[TASK DETAILS] Exactly as written, please repeat the data that follows, but not the pictures.

____ ENTRIES PROVIDED

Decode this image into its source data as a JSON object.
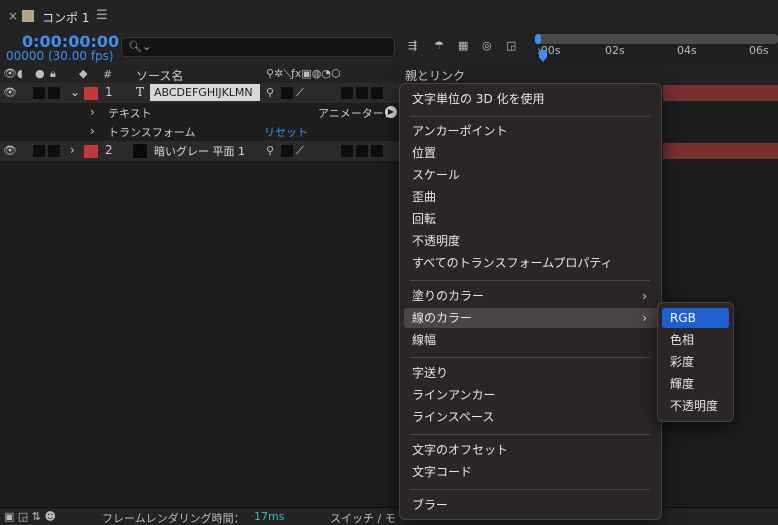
{
  "tab": {
    "close": "×",
    "title": "コンポ 1",
    "menu_icon": "☰"
  },
  "time": {
    "code": "0:00:00:00",
    "frames": "00000 (30.00 fps)"
  },
  "search": {
    "placeholder": ""
  },
  "ruler": {
    "labels": [
      ":00s",
      "02s",
      "04s",
      "06s"
    ]
  },
  "columns": {
    "hash": "#",
    "source_name": "ソース名",
    "parent": "親とリンク"
  },
  "layers": [
    {
      "num": "1",
      "type_icon": "T",
      "name": "ABCDEFGHIJKLMN"
    },
    {
      "num": "2",
      "name": "暗いグレー 平面 1"
    }
  ],
  "props": {
    "text": "テキスト",
    "animator": "アニメーター：",
    "transform": "トランスフォーム",
    "reset": "リセット"
  },
  "menu": {
    "items": [
      "文字単位の 3D 化を使用",
      "アンカーポイント",
      "位置",
      "スケール",
      "歪曲",
      "回転",
      "不透明度",
      "すべてのトランスフォームプロパティ",
      "塗りのカラー",
      "線のカラー",
      "線幅",
      "字送り",
      "ラインアンカー",
      "ラインスペース",
      "文字のオフセット",
      "文字コード",
      "ブラー"
    ]
  },
  "submenu": {
    "items": [
      "RGB",
      "色相",
      "彩度",
      "輝度",
      "不透明度"
    ],
    "selected": "RGB"
  },
  "footer": {
    "render_label": "フレームレンダリング時間：",
    "render_value": "17ms",
    "switch": "スイッチ / モ"
  },
  "colors": {
    "accent": "#3d8ef0",
    "label_red": "#c0393b",
    "selected_blue": "#1e5fd1",
    "green_bar": "#2ea043"
  }
}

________

[OUTPUT OF THE TASK]
Decode this image into its source data as a JSON object.
{
  "tab": {
    "close": "×",
    "title": "コンポ 1",
    "menu_icon": "☰"
  },
  "time": {
    "code": "0:00:00:00",
    "frames": "00000 (30.00 fps)"
  },
  "search": {
    "placeholder": ""
  },
  "ruler": {
    "labels": [
      ":00s",
      "02s",
      "04s",
      "06s"
    ]
  },
  "columns": {
    "hash": "#",
    "source_name": "ソース名",
    "parent": "親とリンク"
  },
  "layers": [
    {
      "num": "1",
      "type_icon": "T",
      "name": "ABCDEFGHIJKLMN"
    },
    {
      "num": "2",
      "name": "暗いグレー 平面 1"
    }
  ],
  "props": {
    "text": "テキスト",
    "animator": "アニメーター：",
    "transform": "トランスフォーム",
    "reset": "リセット"
  },
  "menu": {
    "items": [
      "文字単位の 3D 化を使用",
      "アンカーポイント",
      "位置",
      "スケール",
      "歪曲",
      "回転",
      "不透明度",
      "すべてのトランスフォームプロパティ",
      "塗りのカラー",
      "線のカラー",
      "線幅",
      "字送り",
      "ラインアンカー",
      "ラインスペース",
      "文字のオフセット",
      "文字コード",
      "ブラー"
    ]
  },
  "submenu": {
    "items": [
      "RGB",
      "色相",
      "彩度",
      "輝度",
      "不透明度"
    ],
    "selected": "RGB"
  },
  "footer": {
    "render_label": "フレームレンダリング時間：",
    "render_value": "17ms",
    "switch": "スイッチ / モ"
  },
  "colors": {
    "accent": "#3d8ef0",
    "label_red": "#c0393b",
    "selected_blue": "#1e5fd1",
    "green_bar": "#2ea043"
  }
}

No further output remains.